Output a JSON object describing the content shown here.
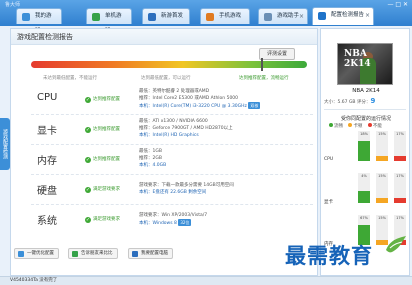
{
  "app": {
    "brand": "鲁大师",
    "window_controls": "— □ ✕"
  },
  "tabs": [
    {
      "label": "我的游戏",
      "color": "#3b8fd8"
    },
    {
      "label": "单机游戏",
      "color": "#35a24a"
    },
    {
      "label": "新游首发",
      "color": "#2c6ebd"
    },
    {
      "label": "手机游戏",
      "color": "#e07b22"
    },
    {
      "label": "游戏助手",
      "color": "#6b8fb5"
    },
    {
      "label": "配置检测报告",
      "color": "#1f73c9"
    }
  ],
  "vertical_tab": "游戏配置检测",
  "report": {
    "title": "游戏配置检测报告",
    "score_button": "评测设置",
    "bar_labels": [
      "未达到最低配置，不能运行",
      "达到最低配置，可以运行",
      "达到推荐配置，流畅运行"
    ],
    "rows": [
      {
        "name": "CPU",
        "status": "达到推荐配置",
        "lines": [
          "最低：英特尔酷睿 2 处理器或AMD",
          "推荐：Intel Core2 E5300 或AMD Athlon 5000",
          "本机：Intel(R) Core(TM) i3-3220 CPU @ 3.30GHz"
        ],
        "chip": "双核"
      },
      {
        "name": "显卡",
        "status": "达到推荐配置",
        "lines": [
          "最低：ATI x1300 / NVIDIA 6600",
          "推荐：Geforce 7900GT / AMD HD2870以上",
          "本机：Intel(R) HD Graphics"
        ]
      },
      {
        "name": "内存",
        "status": "达到推荐配置",
        "lines": [
          "最低：1GB",
          "推荐：2GB",
          "本机：4.0GB"
        ]
      },
      {
        "name": "硬盘",
        "status": "满足游戏要求",
        "lines": [
          "游戏要求：下载一款最多分需要 14GB可用空间",
          "本机：E盘还有 22.6GB 剩余空间"
        ]
      },
      {
        "name": "系统",
        "status": "满足游戏要求",
        "lines": [
          "游戏要求：Win XP/2003/Vista/7",
          "本机：Windows 8"
        ],
        "chip": "32位"
      }
    ],
    "footer_buttons": [
      "一键优化配置",
      "告诉朋友来比比",
      "我要配置电脑"
    ]
  },
  "side": {
    "header": "NBA 2K14",
    "game_name": "NBA 2K14",
    "size_label": "大小：5.67 GB",
    "rating_label": "评分：",
    "rating": "9",
    "section_title": "受你同配置的运行情况",
    "legend": [
      {
        "label": "流畅",
        "color": "#3ea835"
      },
      {
        "label": "卡顿",
        "color": "#f5a623"
      },
      {
        "label": "不能",
        "color": "#e53b2f"
      }
    ],
    "metrics": [
      {
        "name": "CPU",
        "pcts": [
          "18%",
          "15%",
          "17%"
        ],
        "values": [
          0.66,
          0.15,
          0.17
        ]
      },
      {
        "name": "显卡",
        "pcts": [
          "4%",
          "15%",
          "17%"
        ],
        "values": [
          0.4,
          0.15,
          0.17
        ]
      },
      {
        "name": "内存",
        "pcts": [
          "67%",
          "15%",
          "17%"
        ],
        "values": [
          0.67,
          0.15,
          0.17
        ]
      }
    ]
  },
  "statusbar": {
    "text": "V4540334Ta 没有完了"
  },
  "watermark": "最需教育"
}
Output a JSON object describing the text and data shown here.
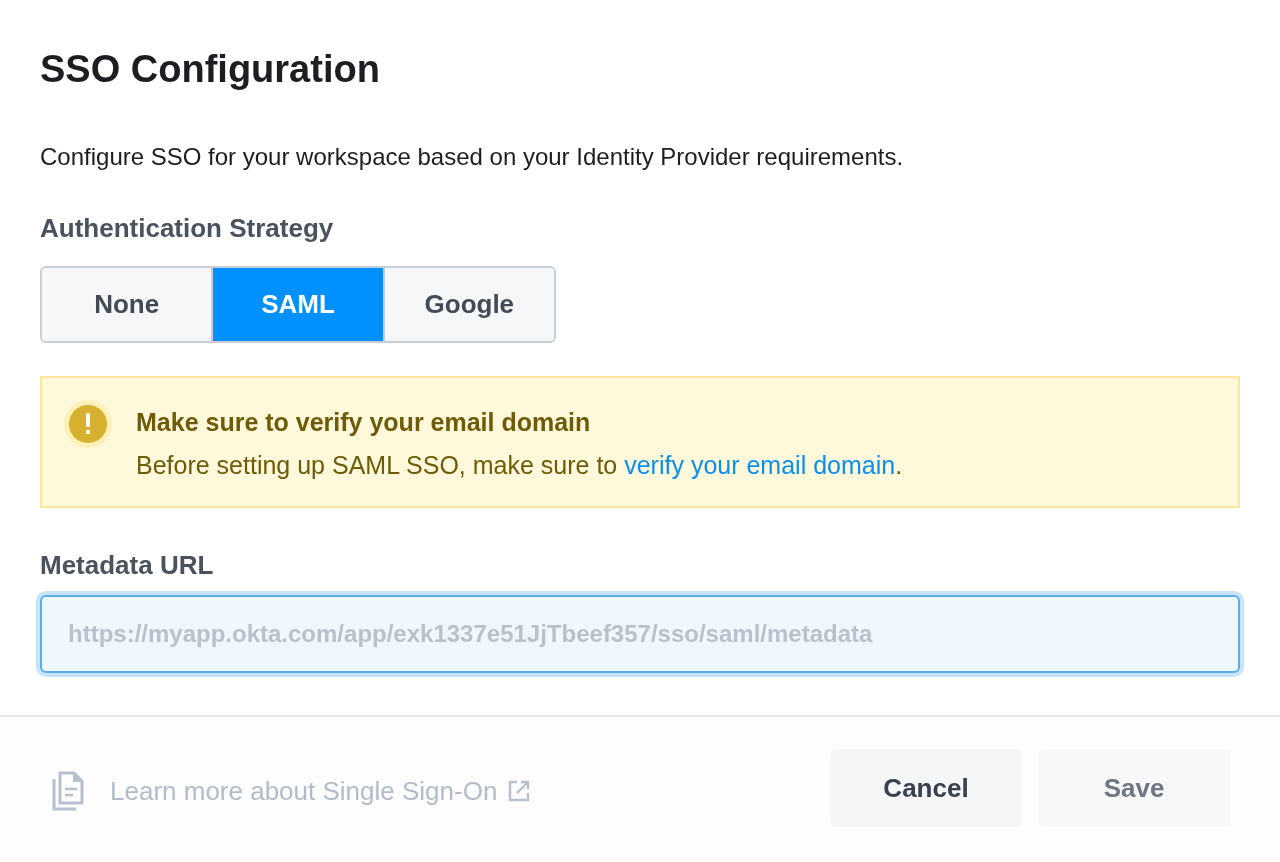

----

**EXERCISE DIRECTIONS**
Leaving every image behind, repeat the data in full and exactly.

**EXERCISE OUTPUT**
Output a JSON object describing the content shown here.
{
  "app": {
    "brand": "鲁大师",
    "window_controls": "— □ ✕"
  },
  "tabs": [
    {
      "label": "我的游戏",
      "color": "#3b8fd8"
    },
    {
      "label": "单机游戏",
      "color": "#35a24a"
    },
    {
      "label": "新游首发",
      "color": "#2c6ebd"
    },
    {
      "label": "手机游戏",
      "color": "#e07b22"
    },
    {
      "label": "游戏助手",
      "color": "#6b8fb5"
    },
    {
      "label": "配置检测报告",
      "color": "#1f73c9"
    }
  ],
  "vertical_tab": "游戏配置检测",
  "report": {
    "title": "游戏配置检测报告",
    "score_button": "评测设置",
    "bar_labels": [
      "未达到最低配置，不能运行",
      "达到最低配置，可以运行",
      "达到推荐配置，流畅运行"
    ],
    "rows": [
      {
        "name": "CPU",
        "status": "达到推荐配置",
        "lines": [
          "最低：英特尔酷睿 2 处理器或AMD",
          "推荐：Intel Core2 E5300 或AMD Athlon 5000",
          "本机：Intel(R) Core(TM) i3-3220 CPU @ 3.30GHz"
        ],
        "chip": "双核"
      },
      {
        "name": "显卡",
        "status": "达到推荐配置",
        "lines": [
          "最低：ATI x1300 / NVIDIA 6600",
          "推荐：Geforce 7900GT / AMD HD2870以上",
          "本机：Intel(R) HD Graphics"
        ]
      },
      {
        "name": "内存",
        "status": "达到推荐配置",
        "lines": [
          "最低：1GB",
          "推荐：2GB",
          "本机：4.0GB"
        ]
      },
      {
        "name": "硬盘",
        "status": "满足游戏要求",
        "lines": [
          "游戏要求：下载一款最多分需要 14GB可用空间",
          "本机：E盘还有 22.6GB 剩余空间"
        ]
      },
      {
        "name": "系统",
        "status": "满足游戏要求",
        "lines": [
          "游戏要求：Win XP/2003/Vista/7",
          "本机：Windows 8"
        ],
        "chip": "32位"
      }
    ],
    "footer_buttons": [
      "一键优化配置",
      "告诉朋友来比比",
      "我要配置电脑"
    ]
  },
  "side": {
    "header": "NBA 2K14",
    "game_name": "NBA 2K14",
    "size_label": "大小：5.67 GB",
    "rating_label": "评分：",
    "rating": "9",
    "section_title": "受你同配置的运行情况",
    "legend": [
      {
        "label": "流畅",
        "color": "#3ea835"
      },
      {
        "label": "卡顿",
        "color": "#f5a623"
      },
      {
        "label": "不能",
        "color": "#e53b2f"
      }
    ],
    "metrics": [
      {
        "name": "CPU",
        "pcts": [
          "18%",
          "15%",
          "17%"
        ],
        "values": [
          0.66,
          0.15,
          0.17
        ]
      },
      {
        "name": "显卡",
        "pcts": [
          "4%",
          "15%",
          "17%"
        ],
        "values": [
          0.4,
          0.15,
          0.17
        ]
      },
      {
        "name": "内存",
        "pcts": [
          "67%",
          "15%",
          "17%"
        ],
        "values": [
          0.67,
          0.15,
          0.17
        ]
      }
    ]
  },
  "statusbar": {
    "text": "V4540334Ta 没有完了"
  },
  "watermark": "最需教育"
}
Output a JSON object describing the text and data shown here.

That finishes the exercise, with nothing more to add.